Zoom’s Encryption Is “Not Suited for Secrets” and Has Surprising Links to China, Researchers Discover
Meetings on Zoom, the increasingly popular video conferencing service, are encrypted using an algorithm with serious, well-known weaknesses, and sometimes using keys issued by servers in China, even when meeting participants are all in North America, according to researchers at the University of Toronto.
The researchers also found that Zoom protects video and audio content using a home-grown encryption scheme, that there is a vulnerability in Zoom’s “waiting room” feature, and that Zoom appears to have at least 700 employees in China spread across three subsidiaries.
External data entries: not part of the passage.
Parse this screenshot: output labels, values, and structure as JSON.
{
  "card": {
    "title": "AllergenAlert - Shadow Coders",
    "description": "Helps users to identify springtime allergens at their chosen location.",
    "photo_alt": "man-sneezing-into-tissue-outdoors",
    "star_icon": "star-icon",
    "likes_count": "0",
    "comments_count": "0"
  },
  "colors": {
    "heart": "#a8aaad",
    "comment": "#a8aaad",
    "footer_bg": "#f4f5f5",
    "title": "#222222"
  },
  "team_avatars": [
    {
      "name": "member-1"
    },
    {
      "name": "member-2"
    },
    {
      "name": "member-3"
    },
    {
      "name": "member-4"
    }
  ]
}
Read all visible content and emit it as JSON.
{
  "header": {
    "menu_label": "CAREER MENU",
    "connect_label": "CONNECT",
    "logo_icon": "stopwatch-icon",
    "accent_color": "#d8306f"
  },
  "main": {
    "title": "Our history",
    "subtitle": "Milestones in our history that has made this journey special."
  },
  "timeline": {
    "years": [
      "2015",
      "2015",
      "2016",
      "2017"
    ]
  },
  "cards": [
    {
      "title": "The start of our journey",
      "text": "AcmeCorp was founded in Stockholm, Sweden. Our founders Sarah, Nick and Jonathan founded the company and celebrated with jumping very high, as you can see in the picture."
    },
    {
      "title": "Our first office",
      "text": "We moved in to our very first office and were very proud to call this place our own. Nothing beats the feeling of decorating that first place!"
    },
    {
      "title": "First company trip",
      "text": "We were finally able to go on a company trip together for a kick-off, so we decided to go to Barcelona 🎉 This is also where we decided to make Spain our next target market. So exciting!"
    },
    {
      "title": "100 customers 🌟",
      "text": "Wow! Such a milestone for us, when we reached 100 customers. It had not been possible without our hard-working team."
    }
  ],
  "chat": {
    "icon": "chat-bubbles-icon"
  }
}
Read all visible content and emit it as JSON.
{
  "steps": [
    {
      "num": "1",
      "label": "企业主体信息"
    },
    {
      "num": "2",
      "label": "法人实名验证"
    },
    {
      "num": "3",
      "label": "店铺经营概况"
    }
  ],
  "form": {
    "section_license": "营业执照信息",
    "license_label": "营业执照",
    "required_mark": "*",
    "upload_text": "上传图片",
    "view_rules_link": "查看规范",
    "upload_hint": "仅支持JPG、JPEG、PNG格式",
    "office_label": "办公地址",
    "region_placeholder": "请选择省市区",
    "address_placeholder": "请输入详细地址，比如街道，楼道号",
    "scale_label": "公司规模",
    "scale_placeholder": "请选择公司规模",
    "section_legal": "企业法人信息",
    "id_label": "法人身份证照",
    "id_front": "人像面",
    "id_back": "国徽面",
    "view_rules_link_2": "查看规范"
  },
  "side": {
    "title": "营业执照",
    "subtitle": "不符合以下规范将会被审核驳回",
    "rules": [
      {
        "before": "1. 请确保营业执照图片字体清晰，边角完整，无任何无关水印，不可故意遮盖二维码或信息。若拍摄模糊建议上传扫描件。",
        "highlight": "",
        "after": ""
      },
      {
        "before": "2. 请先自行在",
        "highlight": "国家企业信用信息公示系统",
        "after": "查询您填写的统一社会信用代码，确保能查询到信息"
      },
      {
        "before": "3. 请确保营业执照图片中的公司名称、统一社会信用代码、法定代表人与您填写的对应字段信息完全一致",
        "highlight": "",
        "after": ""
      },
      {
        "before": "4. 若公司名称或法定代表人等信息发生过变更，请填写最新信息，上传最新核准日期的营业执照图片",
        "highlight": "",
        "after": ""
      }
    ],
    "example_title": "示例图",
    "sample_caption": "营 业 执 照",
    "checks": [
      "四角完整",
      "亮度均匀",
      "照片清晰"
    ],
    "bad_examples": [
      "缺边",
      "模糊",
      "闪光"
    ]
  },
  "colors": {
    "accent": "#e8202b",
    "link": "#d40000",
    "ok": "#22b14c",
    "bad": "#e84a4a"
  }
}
They conclude, in a report for the university’s Citizen Lab — widely followed in information security circles — that Zoom’s service is “not suited for secrets” and that it may be legally obligated to disclose encryption keys to Chinese authorities and “responsive to pressure” from them.
Zoom could not be reached for comment.